    Much of what we may really mean by propaganda is more like what in anthropology we now called an enculturation into the ways and meanings of society, understandings we all must share or we will be so isolated from one another as to make communication an endlessly improbable achievement, resulting in various stages of anomia.  To some degree within same language speakers we see that improbability taking place between groups who have different sets of cultural meanings attached to similar sets of words.  Slick public relations operatives like Eddie Bernays and Frank Luntz understand that, and use it to their advantage in steering group think among recognizable groups in particularly useful directions in the service of power.  But that's a "using" of propaganda, where the more enculturated form is a kind of sharing that older meanings of the term once implied.

    The notion that some sort of totally rational, objective form of communication is possible is perhaps somewhat uniquely, and maybe even more likely, insanely a characteristic of the Age of Reason, where the belief in objective rationality handcuffs us from letting go and appreciating each others' array of human characteristics.

    I'm guessing you meant "slanted" not "slated" in that 2nd sentence.  The notion that there is a norm, or a non slanted version of something may very well be an ideological preconception that would be more in the nature of myth than the truth about how we go about making sense of the world.  Scientists' attempt to deal with that problem, now that science has come to grips back in the 20th Century, with the impossiblity of humans achieving untainted objective knowledge of anything we like to imagine to be facts, is through what I hear Naomi Oreskes describing as a cultivated attitude of skeptical distrust when looking at evidence.  This does not mean the individual is inevitably subject to achieving exteme states of paranoia with a resulting condition of catatonia.  It's much more in the nature of cultivating states of awareness, and still allowing ourselves the joys of being human beings.

  • "Appeals court panel deals blow to Obamacare"   1 day 14 hours ago

    mjolnir wrote:

    ulTRAX wrote:
    The questions were more an exploration of your obsession to come here and post with infantile glee any news story you seem to think will be some affront to, or exposes the weaknesses or contradictions, in the Democratic Party... even if you're actually exposing the grotesque hypocrisy of the GOP and it's mindless minions in the process.

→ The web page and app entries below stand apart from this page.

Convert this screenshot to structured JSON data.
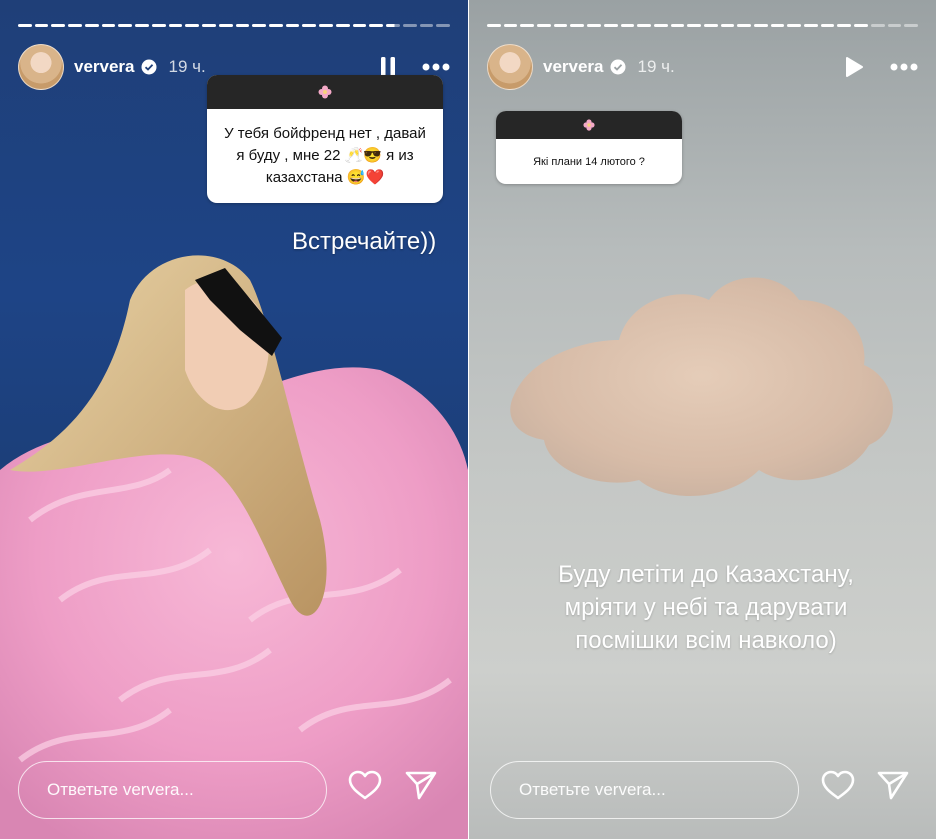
{
  "stories": [
    {
      "username": "ververa",
      "time": "19 ч.",
      "control": "pause",
      "question_icon": "flower-icon",
      "question_text": "У тебя бойфренд нет , давай я буду , мне 22 🥂😎 я из казахстана 😅❤️",
      "caption": "Встречайте))",
      "reply_placeholder": "Ответьте ververa..."
    },
    {
      "username": "ververa",
      "time": "19 ч.",
      "control": "play",
      "question_icon": "flower-icon",
      "question_text": "Які плани 14 лютого ?",
      "caption": "Буду летіти до Казахстану, мріяти у небі та дарувати посмішки всім навколо)",
      "reply_placeholder": "Ответьте ververa..."
    }
  ],
  "icons": [
    "verified-badge-icon",
    "pause-icon",
    "play-icon",
    "more-icon",
    "heart-icon",
    "send-icon",
    "flower-icon"
  ]
}
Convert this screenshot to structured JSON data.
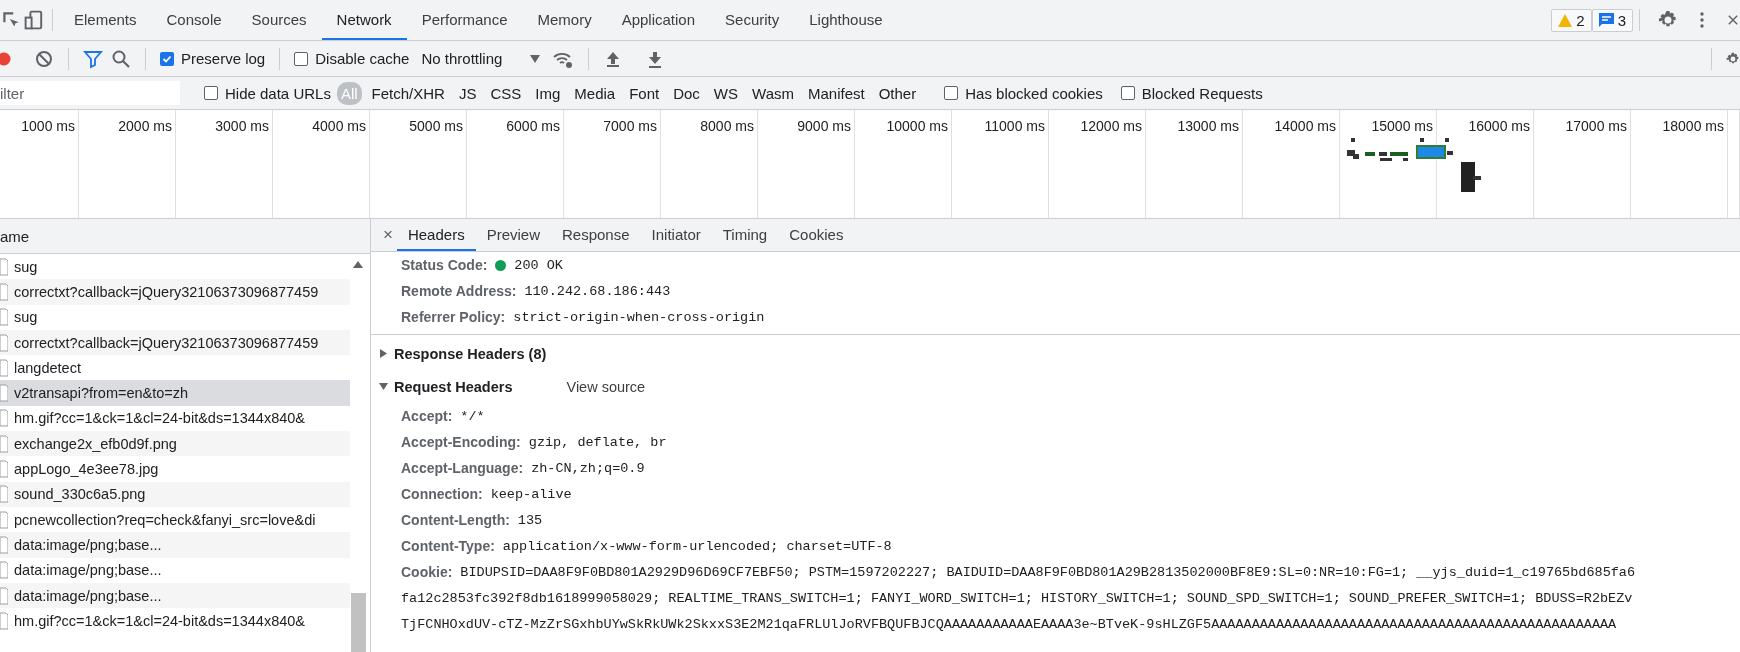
{
  "main_tabs": [
    {
      "label": "Elements",
      "selected": false
    },
    {
      "label": "Console",
      "selected": false
    },
    {
      "label": "Sources",
      "selected": false
    },
    {
      "label": "Network",
      "selected": true
    },
    {
      "label": "Performance",
      "selected": false
    },
    {
      "label": "Memory",
      "selected": false
    },
    {
      "label": "Application",
      "selected": false
    },
    {
      "label": "Security",
      "selected": false
    },
    {
      "label": "Lighthouse",
      "selected": false
    }
  ],
  "issue_badges": [
    {
      "kind": "warning",
      "count": "2"
    },
    {
      "kind": "message",
      "count": "3"
    }
  ],
  "toolbar": {
    "recording": true,
    "preserve_log": {
      "label": "Preserve log",
      "checked": true
    },
    "disable_cache": {
      "label": "Disable cache",
      "checked": false
    },
    "throttling": "No throttling"
  },
  "filter": {
    "placeholder": "ilter",
    "hide_data_urls": {
      "label": "Hide data URLs",
      "checked": false
    },
    "types": [
      {
        "label": "All",
        "selected": true
      },
      {
        "label": "Fetch/XHR",
        "selected": false
      },
      {
        "label": "JS",
        "selected": false
      },
      {
        "label": "CSS",
        "selected": false
      },
      {
        "label": "Img",
        "selected": false
      },
      {
        "label": "Media",
        "selected": false
      },
      {
        "label": "Font",
        "selected": false
      },
      {
        "label": "Doc",
        "selected": false
      },
      {
        "label": "WS",
        "selected": false
      },
      {
        "label": "Wasm",
        "selected": false
      },
      {
        "label": "Manifest",
        "selected": false
      },
      {
        "label": "Other",
        "selected": false
      }
    ],
    "has_blocked_cookies": {
      "label": "Has blocked cookies",
      "checked": false
    },
    "blocked_requests": {
      "label": "Blocked Requests",
      "checked": false
    }
  },
  "timeline": {
    "ticks": [
      "1000 ms",
      "2000 ms",
      "3000 ms",
      "4000 ms",
      "5000 ms",
      "6000 ms",
      "7000 ms",
      "8000 ms",
      "9000 ms",
      "10000 ms",
      "11000 ms",
      "12000 ms",
      "13000 ms",
      "14000 ms",
      "15000 ms",
      "16000 ms",
      "17000 ms",
      "18000 ms"
    ]
  },
  "requests": {
    "column": "ame",
    "rows": [
      {
        "name": "sug",
        "selected": false
      },
      {
        "name": "correctxt?callback=jQuery32106373096877459",
        "selected": false
      },
      {
        "name": "sug",
        "selected": false
      },
      {
        "name": "correctxt?callback=jQuery32106373096877459",
        "selected": false
      },
      {
        "name": "langdetect",
        "selected": false
      },
      {
        "name": "v2transapi?from=en&to=zh",
        "selected": true
      },
      {
        "name": "hm.gif?cc=1&ck=1&cl=24-bit&ds=1344x840&",
        "selected": false
      },
      {
        "name": "exchange2x_efb0d9f.png",
        "selected": false
      },
      {
        "name": "appLogo_4e3ee78.jpg",
        "selected": false
      },
      {
        "name": "sound_330c6a5.png",
        "selected": false
      },
      {
        "name": "pcnewcollection?req=check&fanyi_src=love&di",
        "selected": false
      },
      {
        "name": "data:image/png;base...",
        "selected": false
      },
      {
        "name": "data:image/png;base...",
        "selected": false
      },
      {
        "name": "data:image/png;base...",
        "selected": false
      },
      {
        "name": "hm.gif?cc=1&ck=1&cl=24-bit&ds=1344x840&",
        "selected": false
      }
    ]
  },
  "details": {
    "close": "×",
    "tabs": [
      {
        "label": "Headers",
        "selected": true
      },
      {
        "label": "Preview",
        "selected": false
      },
      {
        "label": "Response",
        "selected": false
      },
      {
        "label": "Initiator",
        "selected": false
      },
      {
        "label": "Timing",
        "selected": false
      },
      {
        "label": "Cookies",
        "selected": false
      }
    ],
    "general": [
      {
        "kind": "status",
        "name": "Status Code:",
        "value": "200 OK"
      },
      {
        "kind": "plain",
        "name": "Remote Address:",
        "value": "110.242.68.186:443"
      },
      {
        "kind": "plain",
        "name": "Referrer Policy:",
        "value": "strict-origin-when-cross-origin"
      }
    ],
    "sections": [
      {
        "title": "Response Headers (8)",
        "expanded": false
      },
      {
        "title": "Request Headers",
        "expanded": true,
        "link": "View source",
        "headers": [
          {
            "name": "Accept:",
            "lines": [
              "*/*"
            ]
          },
          {
            "name": "Accept-Encoding:",
            "lines": [
              "gzip, deflate, br"
            ]
          },
          {
            "name": "Accept-Language:",
            "lines": [
              "zh-CN,zh;q=0.9"
            ]
          },
          {
            "name": "Connection:",
            "lines": [
              "keep-alive"
            ]
          },
          {
            "name": "Content-Length:",
            "lines": [
              "135"
            ]
          },
          {
            "name": "Content-Type:",
            "lines": [
              "application/x-www-form-urlencoded; charset=UTF-8"
            ]
          },
          {
            "name": "Cookie:",
            "lines": [
              "BIDUPSID=DAA8F9F0BD801A2929D96D69CF7EBF50; PSTM=1597202227; BAIDUID=DAA8F9F0BD801A29B2813502000BF8E9:SL=0:NR=10:FG=1; __yjs_duid=1_c19765bd685fa6",
              "fa12c2853fc392f8db1618999058029; REALTIME_TRANS_SWITCH=1; FANYI_WORD_SWITCH=1; HISTORY_SWITCH=1; SOUND_SPD_SWITCH=1; SOUND_PREFER_SWITCH=1; BDUSS=R2bEZv",
              "TjFCNHOxdUV-cTZ-MzZrSGxhbUYwSkRkUWk2SkxxS3E2M21qaFRLUlJoRVFBQUFBJCQAAAAAAAAAAAEAAAA3e~BTveK-9sHLZGF5AAAAAAAAAAAAAAAAAAAAAAAAAAAAAAAAAAAAAAAAAAAAAAAAAA"
            ]
          }
        ]
      }
    ]
  }
}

My questions were merely a test to see whether you have ANY self awareness, or whether you're posting here as a braindead dittohead in some sort of robotic coma.

    So I ask AGAIN:

    So M... back in the 90's were you also leading the cheerleading section hoping all the GOP health care proposals would fail? You may or may not recall that 80% of GOP senators signed on to plans with an individual mandate.

    How about Bush's Medicare D?

    My question answered: no relevance to "Halbig".


    Why not plead the 5th and admit you have no intention of providing us evidence of probable hypocrisy.